LINCOLN — Retired Army Gen. Stanley McChrystal said he carried “scar tissue” for 41 years until his speech Tuesday night on leadership at the Lied Center for Performing Arts.
The former commander told a story of his first year at the U.S. Military Academy, where he was a football player whose father, a two-star general, had high expectations. He said his quality of life as a plebe was dependent on how well the Army football team did.
“The first week of my plebe year's football season,” he said, “I'm a little worried about my quality of life, and who do we play?”
The audience laughed after McChrystal showed a photograph of Nebraska football players during the Nebraska-Army game in 1972, won by the Huskers 77-7.
Hundreds of people gathered for McChrystal's speech, a part of the University of Nebraska-Lincoln College of Engineering “Building the 22nd Century” Conference.
“So many things are changing, but the requirement for leaders is not going to change,” he said.
McChrystal was the commander of U.S. and international forces in Afghanistan in 2009. He submitted his resignation in 2010, after the publication of critical remarks he had made about several Obama administration officials.

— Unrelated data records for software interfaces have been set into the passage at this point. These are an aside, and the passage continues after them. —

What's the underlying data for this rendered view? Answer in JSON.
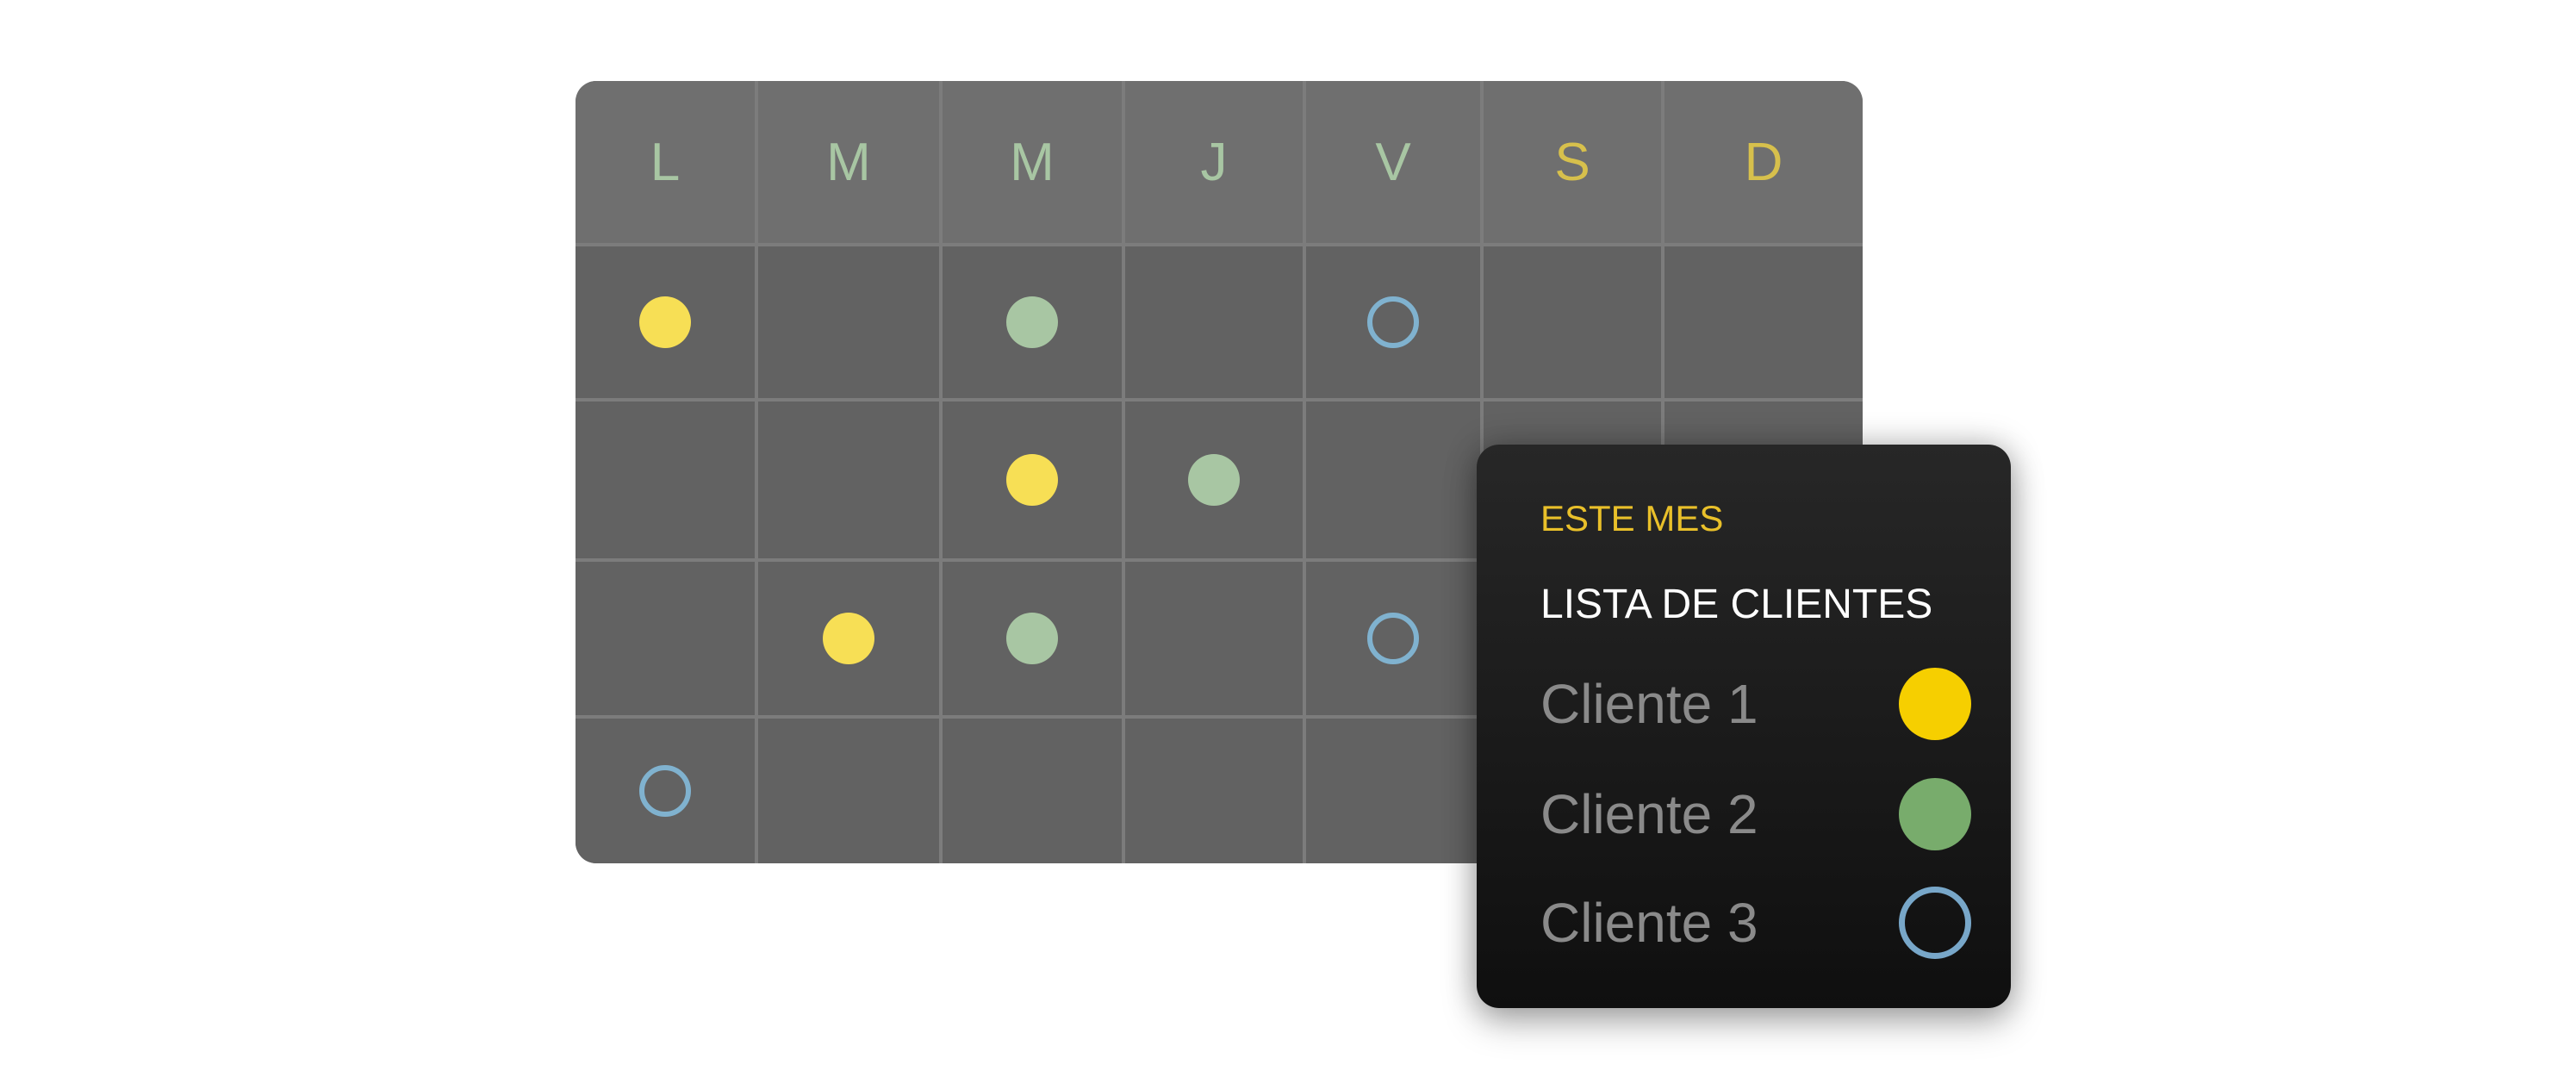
{
  "calendar": {
    "days": [
      {
        "label": "L",
        "type": "weekday"
      },
      {
        "label": "M",
        "type": "weekday"
      },
      {
        "label": "M",
        "type": "weekday"
      },
      {
        "label": "J",
        "type": "weekday"
      },
      {
        "label": "V",
        "type": "weekday"
      },
      {
        "label": "S",
        "type": "weekend"
      },
      {
        "label": "D",
        "type": "weekend"
      }
    ],
    "weeks": [
      [
        "client-1",
        "",
        "client-2",
        "",
        "client-3",
        "",
        ""
      ],
      [
        "",
        "",
        "client-1",
        "client-2",
        "",
        "",
        ""
      ],
      [
        "",
        "client-1",
        "client-2",
        "",
        "client-3",
        "",
        ""
      ],
      [
        "client-3",
        "",
        "",
        "",
        "",
        "",
        ""
      ]
    ]
  },
  "popup": {
    "label": "ESTE MES",
    "title": "LISTA DE CLIENTES",
    "clients": [
      {
        "id": "client-1",
        "name": "Cliente 1",
        "color": "#f6cf00",
        "style": "filled"
      },
      {
        "id": "client-2",
        "name": "Cliente 2",
        "color": "#78ac6c",
        "style": "filled"
      },
      {
        "id": "client-3",
        "name": "Cliente 3",
        "color": "#78a7c9",
        "style": "outline"
      }
    ]
  },
  "colors": {
    "calendar_client_1": "#f7df55",
    "calendar_client_2": "#a8c6a3",
    "calendar_client_3": "#80b2cf",
    "weekday_label": "#a8c6a3",
    "weekend_label": "#d7c04c",
    "popup_label": "#e9c02a"
  }
}
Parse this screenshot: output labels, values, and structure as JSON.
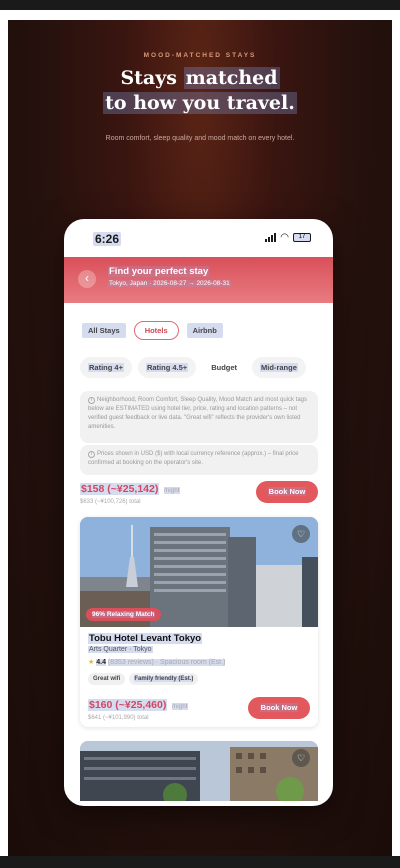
{
  "poster": {
    "kicker": "MOOD-MATCHED STAYS",
    "headline_part1": "Stays ",
    "headline_highlight1": "matched",
    "headline_line2": "to how you travel.",
    "subhead": "Room comfort, sleep quality and mood match on every hotel."
  },
  "status": {
    "time": "6:26",
    "battery": "17"
  },
  "header": {
    "title": "Find your perfect stay",
    "subtitle": "Tokyo, Japan · 2026-08-27 → 2026-08-31"
  },
  "category_filters": [
    "All Stays",
    "Hotels",
    "Airbnb"
  ],
  "selected_category": "Hotels",
  "rating_filters": [
    "Rating 4+",
    "Rating 4.5+",
    "Budget",
    "Mid-range"
  ],
  "notices": {
    "estimate": "Neighborhood, Room Comfort, Sleep Quality, Mood Match and most quick tags below are ESTIMATED using hotel tier, price, rating and location patterns – not verified guest feedback or live data. \"Great wifi\" reflects the provider's own listed amenities.",
    "currency": "Prices shown in USD ($) with local currency reference (approx.) – final price confirmed at booking on the operator's site."
  },
  "first_result": {
    "price": "$158 (~¥25,142)",
    "per": "/night",
    "total": "$633 (~¥100,726) total",
    "book_label": "Book Now"
  },
  "hotel_card": {
    "mood_badge": "96% Relaxing Match",
    "name": "Tobu Hotel Levant Tokyo",
    "area": "Arts Quarter · Tokyo",
    "rating": "4.4",
    "reviews": "(8353 reviews) · Spacious room (Est.)",
    "tags": [
      "Great wifi",
      "Family friendly (Est.)"
    ],
    "price": "$160 (~¥25,460)",
    "per": "/night",
    "total": "$641 (~¥101,990) total",
    "book_label": "Book Now"
  },
  "colors": {
    "accent": "#e2585c",
    "header": "#d9505a",
    "poster_bg": "#24110d"
  },
  "icons": [
    "back-arrow-icon",
    "heart-icon",
    "star-icon",
    "info-icon",
    "wifi-icon",
    "signal-icon",
    "battery-icon",
    "mood-heart-icon"
  ]
}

He also was the leader of Joint Special Operations Command, which is credited with both the 2003 capture of Iraqi dictator Saddam Hussein and the locating and killing of Abu Musab al-Zarqawi, the leader of al-Qaida in Iraq.
McChrystal stressed that talent isn't enough for a team's success. He outlined his speech with the importance of trust, decision-making, communication and a common goal.
“You have to be smart as a group, and you have to make decisions as a group.”
The retired four-star general also spoke about adaptation and how it helped his team locate and kill al-Zarqawi in 2006.
“The only way we can beat them is if we are able to do what they do, but do it better,” he said. “We started changing.
“It wasn't technology, straight courage or anything else, but it was our ability and willingness to adapt.”
McChrystal teaches a leadership course at Yale University's Jackson Institute for Global Affairs.
In 2011, he co-founded the McChrystal Group, a management consulting business that offers leadership solutions to organizations.